# [EXERCISE DESCRIPTION]
Print every record exactly.

---+---

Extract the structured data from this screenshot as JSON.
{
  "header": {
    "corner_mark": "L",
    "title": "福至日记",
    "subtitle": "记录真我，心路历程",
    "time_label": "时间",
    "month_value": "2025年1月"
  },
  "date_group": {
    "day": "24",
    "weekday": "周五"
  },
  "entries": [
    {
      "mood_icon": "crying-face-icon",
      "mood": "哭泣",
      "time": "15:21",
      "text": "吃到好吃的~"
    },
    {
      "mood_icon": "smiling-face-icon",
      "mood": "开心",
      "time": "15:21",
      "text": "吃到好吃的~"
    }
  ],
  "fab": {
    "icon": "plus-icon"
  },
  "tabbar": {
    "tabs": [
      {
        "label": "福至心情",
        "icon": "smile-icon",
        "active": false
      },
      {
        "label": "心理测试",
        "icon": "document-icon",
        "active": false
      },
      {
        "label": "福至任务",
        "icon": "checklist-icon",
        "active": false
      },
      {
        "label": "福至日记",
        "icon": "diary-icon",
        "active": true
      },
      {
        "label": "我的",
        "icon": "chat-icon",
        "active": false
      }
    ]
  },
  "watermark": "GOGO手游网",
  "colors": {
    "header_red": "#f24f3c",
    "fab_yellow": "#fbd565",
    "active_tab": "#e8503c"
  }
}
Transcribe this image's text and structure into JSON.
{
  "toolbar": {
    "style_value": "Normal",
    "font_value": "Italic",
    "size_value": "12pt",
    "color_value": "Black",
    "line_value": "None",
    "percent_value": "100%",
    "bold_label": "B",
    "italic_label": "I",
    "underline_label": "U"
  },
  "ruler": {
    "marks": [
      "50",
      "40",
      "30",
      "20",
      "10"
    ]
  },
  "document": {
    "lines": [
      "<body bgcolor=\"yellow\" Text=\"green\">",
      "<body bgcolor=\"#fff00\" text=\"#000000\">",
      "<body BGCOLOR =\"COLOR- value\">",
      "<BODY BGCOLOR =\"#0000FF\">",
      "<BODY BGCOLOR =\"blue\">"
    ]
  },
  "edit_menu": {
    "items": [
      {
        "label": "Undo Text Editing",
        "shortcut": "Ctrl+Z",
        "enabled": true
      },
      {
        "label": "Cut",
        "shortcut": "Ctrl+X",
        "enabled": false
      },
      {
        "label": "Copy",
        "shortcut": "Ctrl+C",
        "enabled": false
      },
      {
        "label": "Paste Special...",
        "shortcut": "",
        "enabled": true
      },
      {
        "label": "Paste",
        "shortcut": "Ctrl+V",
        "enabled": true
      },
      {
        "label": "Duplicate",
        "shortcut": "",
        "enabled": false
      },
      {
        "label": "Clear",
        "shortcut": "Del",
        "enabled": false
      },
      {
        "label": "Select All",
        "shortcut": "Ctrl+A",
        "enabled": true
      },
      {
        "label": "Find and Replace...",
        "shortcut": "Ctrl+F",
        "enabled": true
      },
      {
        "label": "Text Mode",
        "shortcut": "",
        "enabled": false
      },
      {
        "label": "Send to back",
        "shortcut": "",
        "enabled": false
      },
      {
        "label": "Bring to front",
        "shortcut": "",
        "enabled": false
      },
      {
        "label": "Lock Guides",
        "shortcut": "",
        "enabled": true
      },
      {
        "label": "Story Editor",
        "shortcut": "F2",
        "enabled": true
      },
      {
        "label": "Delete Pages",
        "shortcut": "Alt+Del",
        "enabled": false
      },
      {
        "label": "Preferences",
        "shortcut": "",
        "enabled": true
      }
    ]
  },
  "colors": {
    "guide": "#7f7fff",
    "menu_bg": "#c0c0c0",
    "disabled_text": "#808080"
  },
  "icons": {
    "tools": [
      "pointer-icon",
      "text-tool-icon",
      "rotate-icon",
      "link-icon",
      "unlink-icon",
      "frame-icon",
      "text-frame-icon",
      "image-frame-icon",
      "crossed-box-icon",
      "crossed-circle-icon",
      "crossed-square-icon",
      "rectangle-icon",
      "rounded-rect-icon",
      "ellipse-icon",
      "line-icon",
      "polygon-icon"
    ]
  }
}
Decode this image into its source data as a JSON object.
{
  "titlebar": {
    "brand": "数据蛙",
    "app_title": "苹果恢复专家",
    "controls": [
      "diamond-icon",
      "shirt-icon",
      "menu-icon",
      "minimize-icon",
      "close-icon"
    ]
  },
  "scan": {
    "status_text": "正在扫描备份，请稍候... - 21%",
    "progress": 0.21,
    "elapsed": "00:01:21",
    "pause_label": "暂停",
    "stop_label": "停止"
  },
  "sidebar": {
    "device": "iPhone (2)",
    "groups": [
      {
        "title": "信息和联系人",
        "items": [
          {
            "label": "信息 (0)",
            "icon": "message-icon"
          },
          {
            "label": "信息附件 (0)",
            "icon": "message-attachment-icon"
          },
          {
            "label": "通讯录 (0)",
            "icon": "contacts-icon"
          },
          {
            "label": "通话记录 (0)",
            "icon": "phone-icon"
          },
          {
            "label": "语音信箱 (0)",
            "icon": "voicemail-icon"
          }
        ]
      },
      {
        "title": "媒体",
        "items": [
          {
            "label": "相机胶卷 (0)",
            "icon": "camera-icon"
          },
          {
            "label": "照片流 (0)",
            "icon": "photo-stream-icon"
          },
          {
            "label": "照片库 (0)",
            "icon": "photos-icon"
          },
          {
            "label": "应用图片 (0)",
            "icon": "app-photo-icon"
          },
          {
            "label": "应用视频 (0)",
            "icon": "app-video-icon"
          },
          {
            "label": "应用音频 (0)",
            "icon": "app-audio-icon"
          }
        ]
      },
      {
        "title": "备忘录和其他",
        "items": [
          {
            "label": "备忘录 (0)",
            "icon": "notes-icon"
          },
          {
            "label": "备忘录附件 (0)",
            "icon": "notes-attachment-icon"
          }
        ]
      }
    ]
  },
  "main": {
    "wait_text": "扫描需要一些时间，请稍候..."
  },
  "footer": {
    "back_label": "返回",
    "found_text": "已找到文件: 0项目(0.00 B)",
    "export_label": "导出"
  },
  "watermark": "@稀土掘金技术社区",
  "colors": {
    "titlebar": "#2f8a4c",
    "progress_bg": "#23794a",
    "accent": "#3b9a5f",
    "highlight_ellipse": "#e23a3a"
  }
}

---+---

# [EXERCISE OUTPUT]
Extract the structured data from this screenshot as JSON.
{
  "header": {
    "corner_mark": "L",
    "title": "福至日记",
    "subtitle": "记录真我，心路历程",
    "time_label": "时间",
    "month_value": "2025年1月"
  },
  "date_group": {
    "day": "24",
    "weekday": "周五"
  },
  "entries": [
    {
      "mood_icon": "crying-face-icon",
      "mood": "哭泣",
      "time": "15:21",
      "text": "吃到好吃的~"
    },
    {
      "mood_icon": "smiling-face-icon",
      "mood": "开心",
      "time": "15:21",
      "text": "吃到好吃的~"
    }
  ],
  "fab": {
    "icon": "plus-icon"
  },
  "tabbar": {
    "tabs": [
      {
        "label": "福至心情",
        "icon": "smile-icon",
        "active": false
      },
      {
        "label": "心理测试",
        "icon": "document-icon",
        "active": false
      },
      {
        "label": "福至任务",
        "icon": "checklist-icon",
        "active": false
      },
      {
        "label": "福至日记",
        "icon": "diary-icon",
        "active": true
      },
      {
        "label": "我的",
        "icon": "chat-icon",
        "active": false
      }
    ]
  },
  "watermark": "GOGO手游网",
  "colors": {
    "header_red": "#f24f3c",
    "fab_yellow": "#fbd565",
    "active_tab": "#e8503c"
  }
}
Transcribe this image's text and structure into JSON.
{
  "toolbar": {
    "style_value": "Normal",
    "font_value": "Italic",
    "size_value": "12pt",
    "color_value": "Black",
    "line_value": "None",
    "percent_value": "100%",
    "bold_label": "B",
    "italic_label": "I",
    "underline_label": "U"
  },
  "ruler": {
    "marks": [
      "50",
      "40",
      "30",
      "20",
      "10"
    ]
  },
  "document": {
    "lines": [
      "<body bgcolor=\"yellow\" Text=\"green\">",
      "<body bgcolor=\"#fff00\" text=\"#000000\">",
      "<body BGCOLOR =\"COLOR- value\">",
      "<BODY BGCOLOR =\"#0000FF\">",
      "<BODY BGCOLOR =\"blue\">"
    ]
  },
  "edit_menu": {
    "items": [
      {
        "label": "Undo Text Editing",
        "shortcut": "Ctrl+Z",
        "enabled": true
      },
      {
        "label": "Cut",
        "shortcut": "Ctrl+X",
        "enabled": false
      },
      {
        "label": "Copy",
        "shortcut": "Ctrl+C",
        "enabled": false
      },
      {
        "label": "Paste Special...",
        "shortcut": "",
        "enabled": true
      },
      {
        "label": "Paste",
        "shortcut": "Ctrl+V",
        "enabled": true
      },
      {
        "label": "Duplicate",
        "shortcut": "",
        "enabled": false
      },
      {
        "label": "Clear",
        "shortcut": "Del",
        "enabled": false
      },
      {
        "label": "Select All",
        "shortcut": "Ctrl+A",
        "enabled": true
      },
      {
        "label": "Find and Replace...",
        "shortcut": "Ctrl+F",
        "enabled": true
      },
      {
        "label": "Text Mode",
        "shortcut": "",
        "enabled": false
      },
      {
        "label": "Send to back",
        "shortcut": "",
        "enabled": false
      },
      {
        "label": "Bring to front",
        "shortcut": "",
        "enabled": false
      },
      {
        "label": "Lock Guides",
        "shortcut": "",
        "enabled": true
      },
      {
        "label": "Story Editor",
        "shortcut": "F2",
        "enabled": true
      },
      {
        "label": "Delete Pages",
        "shortcut": "Alt+Del",
        "enabled": false
      },
      {
        "label": "Preferences",
        "shortcut": "",
        "enabled": true
      }
    ]
  },
  "colors": {
    "guide": "#7f7fff",
    "menu_bg": "#c0c0c0",
    "disabled_text": "#808080"
  },
  "icons": {
    "tools": [
      "pointer-icon",
      "text-tool-icon",
      "rotate-icon",
      "link-icon",
      "unlink-icon",
      "frame-icon",
      "text-frame-icon",
      "image-frame-icon",
      "crossed-box-icon",
      "crossed-circle-icon",
      "crossed-square-icon",
      "rectangle-icon",
      "rounded-rect-icon",
      "ellipse-icon",
      "line-icon",
      "polygon-icon"
    ]
  }
}
Decode this image into its source data as a JSON object.
{
  "titlebar": {
    "brand": "数据蛙",
    "app_title": "苹果恢复专家",
    "controls": [
      "diamond-icon",
      "shirt-icon",
      "menu-icon",
      "minimize-icon",
      "close-icon"
    ]
  },
  "scan": {
    "status_text": "正在扫描备份，请稍候... - 21%",
    "progress": 0.21,
    "elapsed": "00:01:21",
    "pause_label": "暂停",
    "stop_label": "停止"
  },
  "sidebar": {
    "device": "iPhone (2)",
    "groups": [
      {
        "title": "信息和联系人",
        "items": [
          {
            "label": "信息 (0)",
            "icon": "message-icon"
          },
          {
            "label": "信息附件 (0)",
            "icon": "message-attachment-icon"
          },
          {
            "label": "通讯录 (0)",
            "icon": "contacts-icon"
          },
          {
            "label": "通话记录 (0)",
            "icon": "phone-icon"
          },
          {
            "label": "语音信箱 (0)",
            "icon": "voicemail-icon"
          }
        ]
      },
      {
        "title": "媒体",
        "items": [
          {
            "label": "相机胶卷 (0)",
            "icon": "camera-icon"
          },
          {
            "label": "照片流 (0)",
            "icon": "photo-stream-icon"
          },
          {
            "label": "照片库 (0)",
            "icon": "photos-icon"
          },
          {
            "label": "应用图片 (0)",
            "icon": "app-photo-icon"
          },
          {
            "label": "应用视频 (0)",
            "icon": "app-video-icon"
          },
          {
            "label": "应用音频 (0)",
            "icon": "app-audio-icon"
          }
        ]
      },
      {
        "title": "备忘录和其他",
        "items": [
          {
            "label": "备忘录 (0)",
            "icon": "notes-icon"
          },
          {
            "label": "备忘录附件 (0)",
            "icon": "notes-attachment-icon"
          }
        ]
      }
    ]
  },
  "main": {
    "wait_text": "扫描需要一些时间，请稍候..."
  },
  "footer": {
    "back_label": "返回",
    "found_text": "已找到文件: 0项目(0.00 B)",
    "export_label": "导出"
  },
  "watermark": "@稀土掘金技术社区",
  "colors": {
    "titlebar": "#2f8a4c",
    "progress_bg": "#23794a",
    "accent": "#3b9a5f",
    "highlight_ellipse": "#e23a3a"
  }
}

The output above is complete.